• TASK: Look through the listing for the string "heading" and copy out every line that holds it.

#####

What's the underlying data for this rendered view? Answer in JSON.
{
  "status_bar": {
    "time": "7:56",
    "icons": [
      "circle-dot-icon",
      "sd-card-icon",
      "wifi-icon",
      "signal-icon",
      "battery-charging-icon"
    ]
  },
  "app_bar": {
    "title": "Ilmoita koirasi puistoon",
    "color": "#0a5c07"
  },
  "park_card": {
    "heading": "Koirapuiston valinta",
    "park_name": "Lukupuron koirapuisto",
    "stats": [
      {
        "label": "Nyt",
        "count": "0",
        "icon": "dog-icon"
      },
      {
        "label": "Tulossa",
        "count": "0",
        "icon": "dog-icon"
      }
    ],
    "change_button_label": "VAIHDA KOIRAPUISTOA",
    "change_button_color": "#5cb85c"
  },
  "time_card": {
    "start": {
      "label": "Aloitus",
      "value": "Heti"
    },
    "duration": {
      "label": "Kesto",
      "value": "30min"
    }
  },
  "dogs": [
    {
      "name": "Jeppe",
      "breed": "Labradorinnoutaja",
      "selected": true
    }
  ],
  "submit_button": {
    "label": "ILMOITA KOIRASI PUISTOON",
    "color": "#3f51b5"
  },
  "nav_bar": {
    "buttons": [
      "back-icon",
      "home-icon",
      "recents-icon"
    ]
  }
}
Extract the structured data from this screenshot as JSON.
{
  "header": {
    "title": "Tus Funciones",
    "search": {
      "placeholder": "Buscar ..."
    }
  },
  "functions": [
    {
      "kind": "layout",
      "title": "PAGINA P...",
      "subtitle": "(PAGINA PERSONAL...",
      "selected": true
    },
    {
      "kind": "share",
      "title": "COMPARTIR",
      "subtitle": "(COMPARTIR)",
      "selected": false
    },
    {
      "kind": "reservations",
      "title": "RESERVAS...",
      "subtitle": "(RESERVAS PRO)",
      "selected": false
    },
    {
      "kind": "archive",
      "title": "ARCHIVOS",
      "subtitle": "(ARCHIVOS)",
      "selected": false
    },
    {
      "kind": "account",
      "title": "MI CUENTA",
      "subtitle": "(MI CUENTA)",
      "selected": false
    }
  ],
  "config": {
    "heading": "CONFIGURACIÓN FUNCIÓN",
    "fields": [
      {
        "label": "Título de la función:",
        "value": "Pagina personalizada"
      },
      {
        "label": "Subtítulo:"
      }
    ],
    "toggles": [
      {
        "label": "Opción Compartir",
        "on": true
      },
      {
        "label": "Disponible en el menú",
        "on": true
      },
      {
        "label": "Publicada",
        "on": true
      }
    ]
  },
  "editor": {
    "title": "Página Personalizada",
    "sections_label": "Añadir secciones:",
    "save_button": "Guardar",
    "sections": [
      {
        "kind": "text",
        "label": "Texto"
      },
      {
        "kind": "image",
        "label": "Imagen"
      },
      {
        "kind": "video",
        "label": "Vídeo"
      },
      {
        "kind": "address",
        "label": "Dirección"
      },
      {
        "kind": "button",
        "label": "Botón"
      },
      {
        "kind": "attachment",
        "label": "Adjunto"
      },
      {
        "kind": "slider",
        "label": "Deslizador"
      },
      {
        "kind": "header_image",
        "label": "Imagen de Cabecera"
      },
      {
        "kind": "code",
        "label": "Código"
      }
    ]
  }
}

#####

• EXERCISE ANSWER:
    "heading": "Koirapuiston valinta",
    "heading": "CONFIGURACIÓN FUNCIÓN",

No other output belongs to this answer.